According to the Bauernzeitung newspaper, the decision of the Council of States did not meet with a positive response from “die Grünen” (the Green Party of Switzerland). In a media release, the party stated that through this decision, the Council of States was “jeopardizing one of the most important quality characteristics of Swiss agriculture, its GE (genetic engineering) free status.” They are concerned that genetic engineering methods are still in their infancy. And that there are no market-ready products and no risk research either. In addition to the Green Party, the Swiss Smallholder Association (VKMB) and the Swiss GMO-free Alliance (Allianz Gentechfrei) also oppose the decision of the Council of States. They also stress the “unjustifiable risks” that new breeding methods present. The Umwelt magazine published by the Swiss Federal Office for the Environment (BAFU) even states that: “The risks of this technology [genome editing] are also not yet sufficiently known.”
The aid organization Swissaid has also contributed its opinion on this political discussion with a media release. While it is clear that only through agricultural productivity and innovation will we be able to feed a world with close to 10 billion people, Swissaid refuses to accept the facts and presents new genetic engineering methods as a threat to biodiversity— without any scientific basis for this. In the opinion of the Swiss Expert Committee for Biosafety (EFBS), the scientific evidence does not provide any grounds for prohibiting the new breeding methods.
Risk is no higher than with traditional crops
The talk of risks that are still unknown and the denial of opportunities is a popular means of blocking new technologies. The opponents of genome editing repeatedly stress the fact that the research is still incomplete as far as risk assessments are concerned. However there is an overwhelming scientific consensus in the assessment of the risks caused by genome editing in particular. The risk presented by genome-edited crops is no higher than with traditionally bred crops. Researchers from various Swiss universities and colleges have therefore urged in favor of relaxing the moratorium on genetic engineering. And this scientific consensus needs to be accepted. Those in green circles frequently refer to the scientific consensus on climate change. So it is revealing that the same parties are now ignoring the voices of science regarding allowing genome editing. The Tages-Anzeiger newspaper describes this attitude as “bizarre”. Ideology and repeating old stories are clearly more important than solving specific problems.
Interview with Prof. Wilhelm Gruissem
In his interview with Reto Brennwald, Prof. Wilhelm Gruissem from the ETH Zurich university explains why it is scientifically untenable to claim that the data situation is unclear—both for traditional genetic engineering and for genome editing.
The Swiss Federal Council and the National Council of Switzerland want to put new cultivation methods under the existing GMO moratorium. A majority of the SECC-S decided on Tuesday that the cultivation of genome-edited plants is to be permitted subject to requirements. We discussed this decision with Jan Lucht, an expert on biotechnology from scienceindustries.
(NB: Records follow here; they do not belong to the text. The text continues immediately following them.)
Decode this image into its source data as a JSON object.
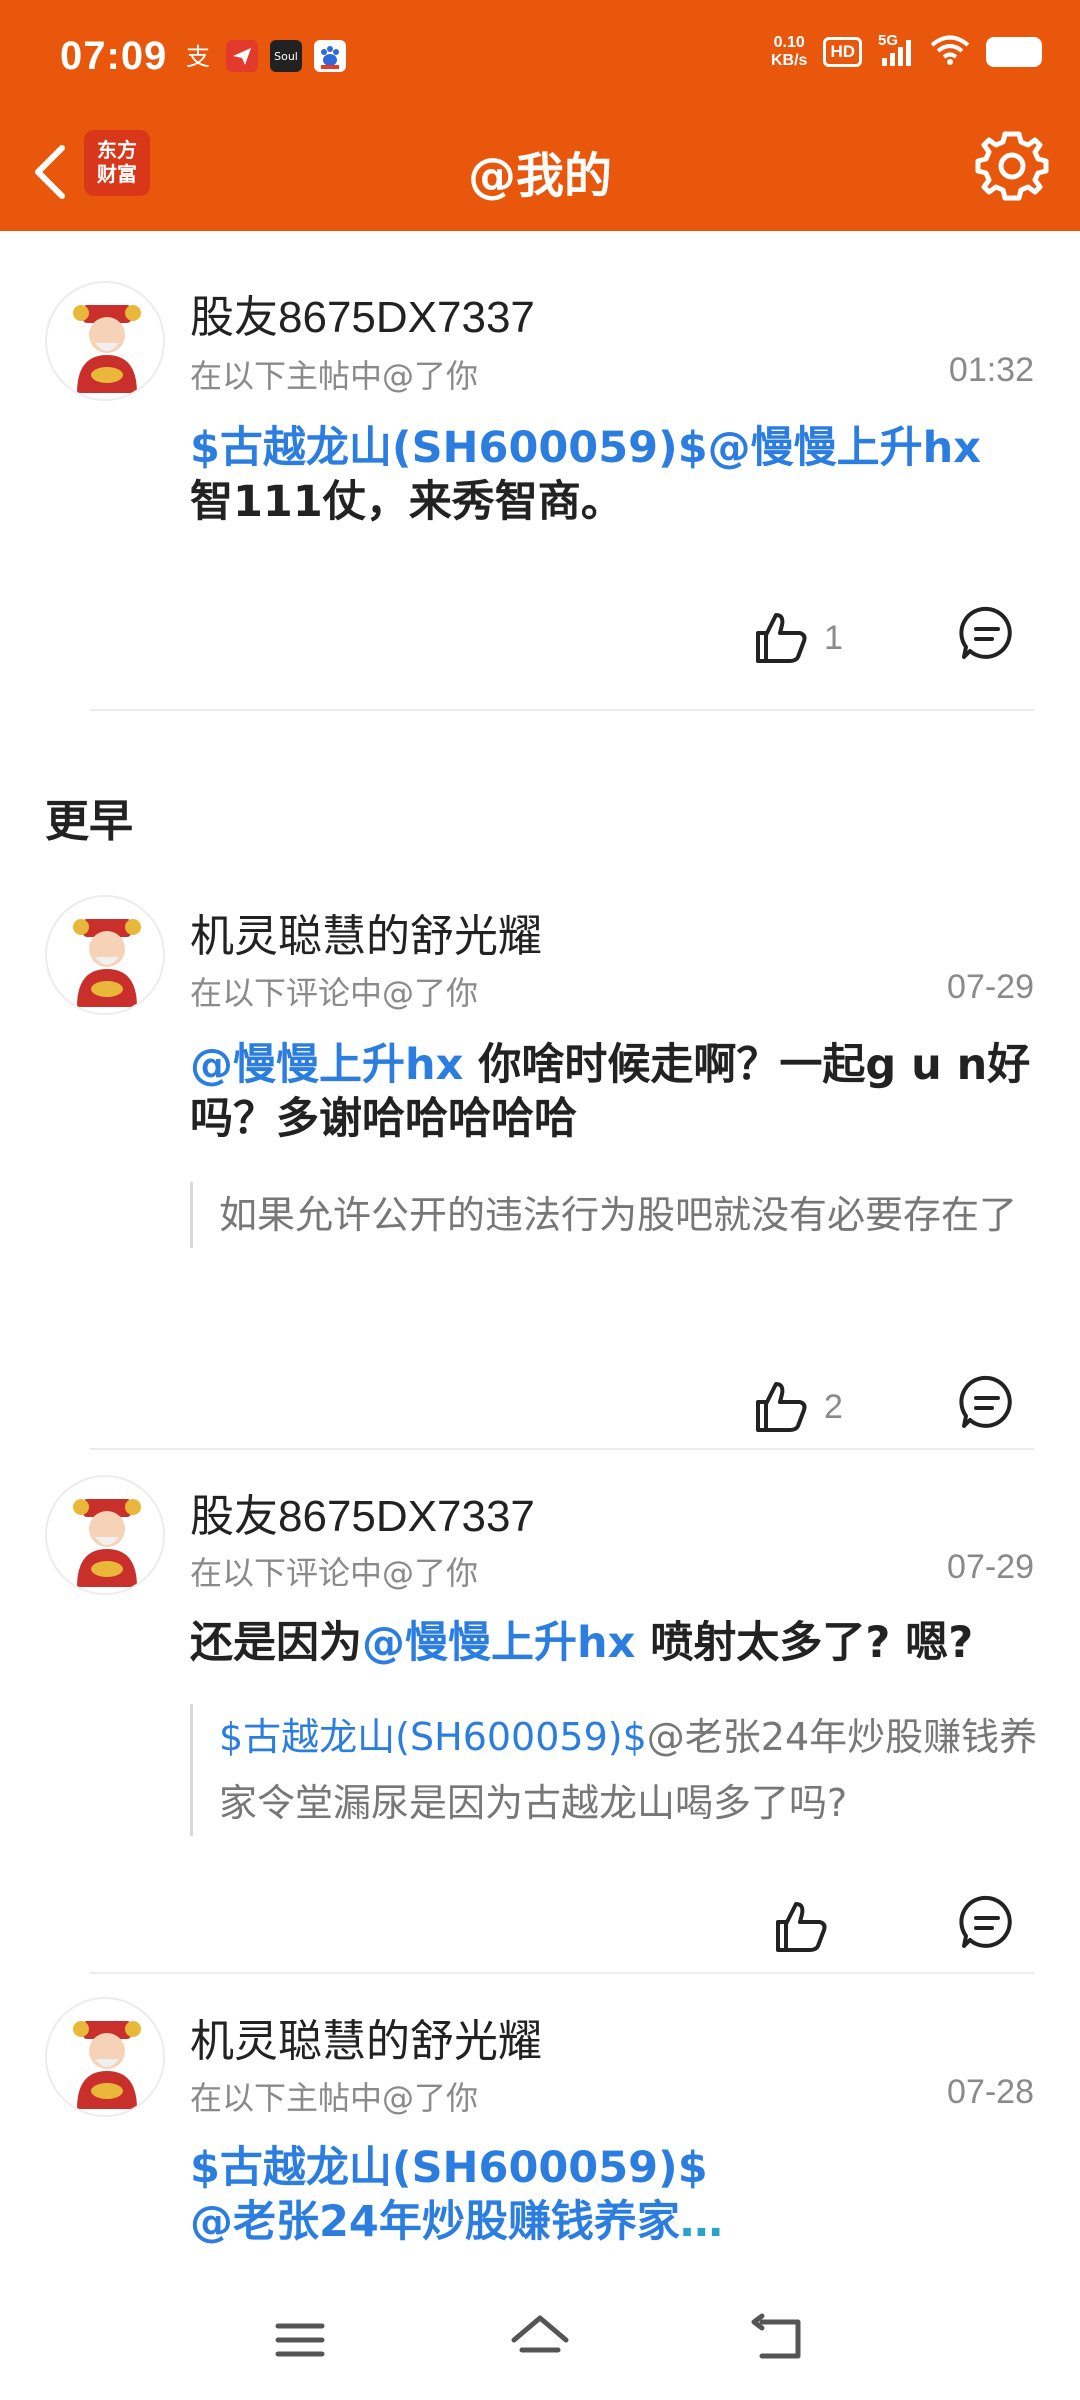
{
  "status_bar": {
    "time": "07:09",
    "net_speed_value": "0.10",
    "net_speed_unit": "KB/s",
    "hd_badge": "HD",
    "network": "5G",
    "app_icons": [
      "alipay-icon",
      "send-icon",
      "soul-app-icon",
      "baidu-icon"
    ],
    "soul_label": "Soul"
  },
  "header": {
    "title": "@我的",
    "logo_line1": "东方",
    "logo_line2": "财富"
  },
  "colors": {
    "accent": "#e8570c",
    "link": "#2b7de0",
    "muted": "#8a8a8a"
  },
  "items": [
    {
      "username": "股友8675DX7337",
      "subtitle": "在以下主帖中@了你",
      "time": "01:32",
      "body_link": "$古越龙山(SH600059)$@慢慢上升hx",
      "body_text": "智111仗，来秀智商。",
      "likes": "1"
    },
    {
      "username": "机灵聪慧的舒光耀",
      "subtitle": "在以下评论中@了你",
      "time": "07-29",
      "body_link": "@慢慢上升hx",
      "body_text": " 你啥时候走啊？一起g u n好吗？多谢哈哈哈哈哈",
      "quote": "如果允许公开的违法行为股吧就没有必要存在了",
      "likes": "2"
    },
    {
      "username": "股友8675DX7337",
      "subtitle": "在以下评论中@了你",
      "time": "07-29",
      "body_prefix": "还是因为",
      "body_link": "@慢慢上升hx",
      "body_text": " 喷射太多了? 嗯?",
      "quote_link": "$古越龙山(SH600059)$",
      "quote_text": "@老张24年炒股赚钱养家令堂漏尿是因为古越龙山喝多了吗?",
      "likes": ""
    },
    {
      "username": "机灵聪慧的舒光耀",
      "subtitle": "在以下主帖中@了你",
      "time": "07-28",
      "body_link_line1": "$古越龙山(SH600059)$",
      "body_link_line2": "@老张24年炒股赚钱养家",
      "more": "…"
    }
  ],
  "section_earlier": "更早"
}
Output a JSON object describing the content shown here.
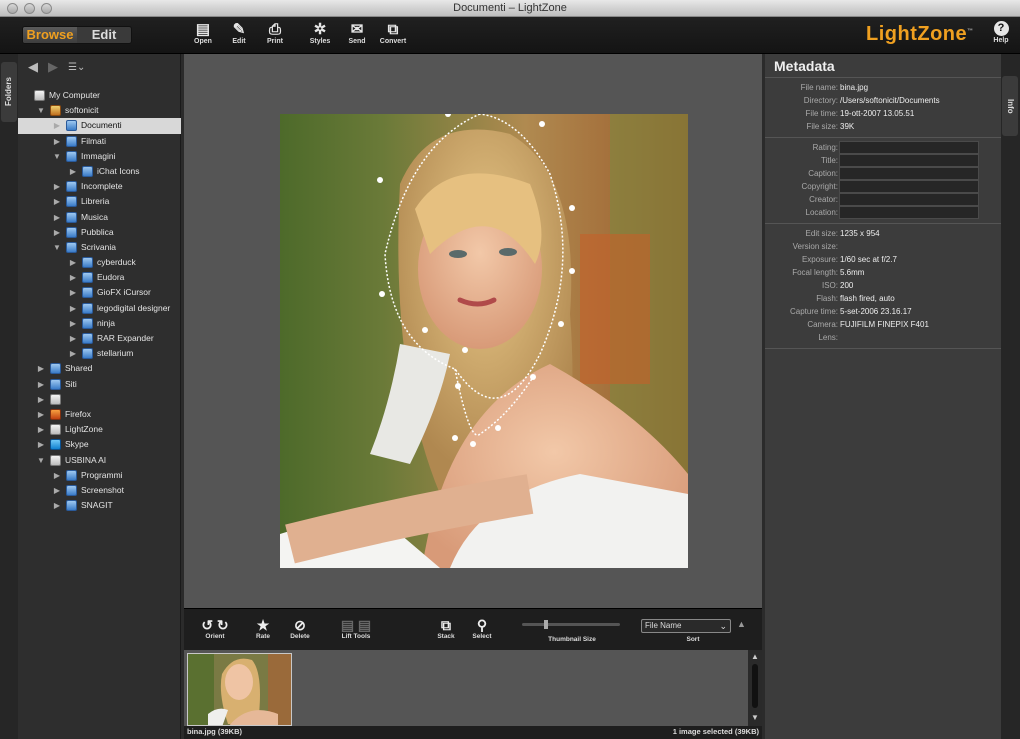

At the end of June, the Federal Council published a message about the Gene Technology Act. In principle, the existing moratorium is to be extended until the year 2025.
In an effort to lower the risks of pesticide use, the Economic Affairs Committee of Switzerland’s Council of States has put forward a parliamentary initiative entitled “Reducing the Risks of Pesticide Use.”